The company which started out to supply machinery to the particleboard manufacturing industry 26 years ago is still very much at the forefront of wood preparation equipment in that industry.
Pal has specialised in recent years in the preparation of recycled wood and is well-qualified to do so, coming from the country that uses the most recycled wood in Europe.
However, a major new product launched by the company last year took it into the OSB industry seriously for the first time.
The Quadradyn screen was a development of the Dynascreen roll screen which Pal has produced for some years for the particleboard and MDF industries, but took this technology to a new level.
The company claims that the accurate screening of the Quadradyn promotes maximum use of resources, good classification of strands and reduces resin consumption, as well as providing a consistently available screen area which does not become clogged. It was intended to substitute for the large rotary drum screens normally used in the OSB industry.
The first two Quadradyn systems were sold to Huber for its massive OSB mill in Broken Bow Oklahoma in the US, and these are reported to be running successfully since the mill started up earlier this year.
That has been followed by a contract to supply the screens to the latest huge OSB mill to be built by Slocan/Louisiana-Pacific as a joint venture in British Columbia.

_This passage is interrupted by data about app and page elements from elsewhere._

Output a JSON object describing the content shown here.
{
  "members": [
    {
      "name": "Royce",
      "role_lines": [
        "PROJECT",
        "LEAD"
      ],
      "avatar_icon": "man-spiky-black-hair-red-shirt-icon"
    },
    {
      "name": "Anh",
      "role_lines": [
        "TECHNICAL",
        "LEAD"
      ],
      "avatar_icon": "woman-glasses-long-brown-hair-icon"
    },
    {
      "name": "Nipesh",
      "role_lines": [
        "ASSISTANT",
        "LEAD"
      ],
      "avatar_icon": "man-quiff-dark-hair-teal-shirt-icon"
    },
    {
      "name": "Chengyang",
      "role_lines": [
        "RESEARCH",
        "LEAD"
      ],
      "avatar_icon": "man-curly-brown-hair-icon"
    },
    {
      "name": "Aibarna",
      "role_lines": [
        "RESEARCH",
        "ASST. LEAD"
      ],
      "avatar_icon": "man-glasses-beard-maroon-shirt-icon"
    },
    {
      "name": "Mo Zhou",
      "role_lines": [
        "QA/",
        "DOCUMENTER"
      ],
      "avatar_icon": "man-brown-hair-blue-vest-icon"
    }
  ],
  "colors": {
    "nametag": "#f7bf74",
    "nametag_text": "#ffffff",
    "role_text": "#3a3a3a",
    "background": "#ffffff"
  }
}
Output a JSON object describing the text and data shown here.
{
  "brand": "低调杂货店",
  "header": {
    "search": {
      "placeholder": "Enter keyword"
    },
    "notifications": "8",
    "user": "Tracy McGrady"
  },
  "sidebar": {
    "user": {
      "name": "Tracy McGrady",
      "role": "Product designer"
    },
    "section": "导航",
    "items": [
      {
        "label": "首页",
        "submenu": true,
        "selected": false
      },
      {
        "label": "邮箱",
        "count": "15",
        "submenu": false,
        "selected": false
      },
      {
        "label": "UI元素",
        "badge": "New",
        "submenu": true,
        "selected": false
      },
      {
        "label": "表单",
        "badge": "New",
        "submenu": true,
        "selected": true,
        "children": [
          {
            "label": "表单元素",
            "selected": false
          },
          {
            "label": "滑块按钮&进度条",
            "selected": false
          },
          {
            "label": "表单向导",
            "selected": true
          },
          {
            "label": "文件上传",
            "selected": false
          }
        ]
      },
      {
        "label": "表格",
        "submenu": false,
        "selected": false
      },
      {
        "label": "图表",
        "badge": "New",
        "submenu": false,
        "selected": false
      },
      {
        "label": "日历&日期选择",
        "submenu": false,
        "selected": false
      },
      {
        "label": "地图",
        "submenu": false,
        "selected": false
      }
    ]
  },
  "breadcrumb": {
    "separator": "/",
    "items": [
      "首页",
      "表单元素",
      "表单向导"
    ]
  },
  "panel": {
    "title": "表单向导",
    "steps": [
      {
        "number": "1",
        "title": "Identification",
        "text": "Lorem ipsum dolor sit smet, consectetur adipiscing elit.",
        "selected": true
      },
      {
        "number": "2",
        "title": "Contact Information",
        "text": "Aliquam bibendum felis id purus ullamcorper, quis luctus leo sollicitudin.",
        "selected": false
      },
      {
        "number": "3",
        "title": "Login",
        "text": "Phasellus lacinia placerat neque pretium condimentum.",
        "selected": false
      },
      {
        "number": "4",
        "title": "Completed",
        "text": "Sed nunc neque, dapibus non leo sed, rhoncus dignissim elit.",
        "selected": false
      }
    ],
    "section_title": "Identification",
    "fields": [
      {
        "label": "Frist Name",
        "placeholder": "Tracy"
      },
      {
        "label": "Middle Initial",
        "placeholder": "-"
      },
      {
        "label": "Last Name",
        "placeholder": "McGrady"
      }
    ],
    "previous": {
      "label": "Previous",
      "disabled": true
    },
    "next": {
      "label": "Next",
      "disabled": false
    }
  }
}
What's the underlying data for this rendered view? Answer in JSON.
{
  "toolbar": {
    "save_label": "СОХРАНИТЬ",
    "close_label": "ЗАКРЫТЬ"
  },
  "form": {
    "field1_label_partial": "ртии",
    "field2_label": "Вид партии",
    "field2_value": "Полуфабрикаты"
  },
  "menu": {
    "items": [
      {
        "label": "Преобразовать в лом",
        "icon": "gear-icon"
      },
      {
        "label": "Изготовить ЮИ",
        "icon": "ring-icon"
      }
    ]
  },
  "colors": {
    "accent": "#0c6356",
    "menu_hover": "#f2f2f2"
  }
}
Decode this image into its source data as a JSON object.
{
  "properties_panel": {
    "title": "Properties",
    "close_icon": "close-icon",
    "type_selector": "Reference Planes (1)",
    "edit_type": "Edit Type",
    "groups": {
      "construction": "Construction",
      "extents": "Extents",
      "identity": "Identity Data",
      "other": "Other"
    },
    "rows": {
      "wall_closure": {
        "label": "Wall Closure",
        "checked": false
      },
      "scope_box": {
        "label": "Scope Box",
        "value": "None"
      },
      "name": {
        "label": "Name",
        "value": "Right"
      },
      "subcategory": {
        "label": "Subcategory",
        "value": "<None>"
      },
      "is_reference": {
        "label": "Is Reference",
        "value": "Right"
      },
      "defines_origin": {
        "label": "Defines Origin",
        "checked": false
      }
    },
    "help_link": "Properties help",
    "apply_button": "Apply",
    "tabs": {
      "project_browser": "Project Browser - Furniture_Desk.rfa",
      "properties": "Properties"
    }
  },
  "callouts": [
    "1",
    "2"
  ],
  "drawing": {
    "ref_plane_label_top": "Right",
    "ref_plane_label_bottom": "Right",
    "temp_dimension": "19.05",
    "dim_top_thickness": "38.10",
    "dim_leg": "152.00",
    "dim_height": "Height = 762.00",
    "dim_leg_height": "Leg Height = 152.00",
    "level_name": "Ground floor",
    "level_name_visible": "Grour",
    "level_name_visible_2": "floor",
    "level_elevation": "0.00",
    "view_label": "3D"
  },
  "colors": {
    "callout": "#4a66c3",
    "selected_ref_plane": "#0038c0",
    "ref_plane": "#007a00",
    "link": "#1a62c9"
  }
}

Fabio Chiara, sales and customer relations manager for Pal, says that the company has also received a number of enquiries for Quadradyn from European companies as well as North America.
Meanwhile, back in Europe, and particleboard, Pal is currently involved in all the new lines being built in Spain, says Mr Chiara.
For the Starwood particleboard line in Turkey, it has supplied roll screens and sifters for the green end and screens and a sifter for the dry area. This equipment was being delivered in June for anticipated startup of the mill later this year.
“For the future, I see positive signs, especially in North America in OSB but I see the biggest increase in particleboard activity being in China,says Mr Chiara. “Particleboard is cheaper and more suitable for some applications in furniture and it offers the possibility to easily use recycled wood. This is at a time when the authorities are reportedly concerned about the removal of too much plantation poplar from flood prevention areas and a possible shortage of rice, due to government encouragement to farmers to plant trees. We have several enquiries from China right now.”
Mr Chiara reported that Pal had sold several urban waste lines to Japan earlier this year and has received orders for upgrading plants in Indonesia and Thailand. Notable in Thailand is the former STA particleboard line now owned by M P Particleboard. Asia Panel has also ordered a new screening line.
In Australia, Pal is now delivering roll screens for the green end and dry screening and sifting to CHH for its Mount Gambier Lakeside and White Avenue lines.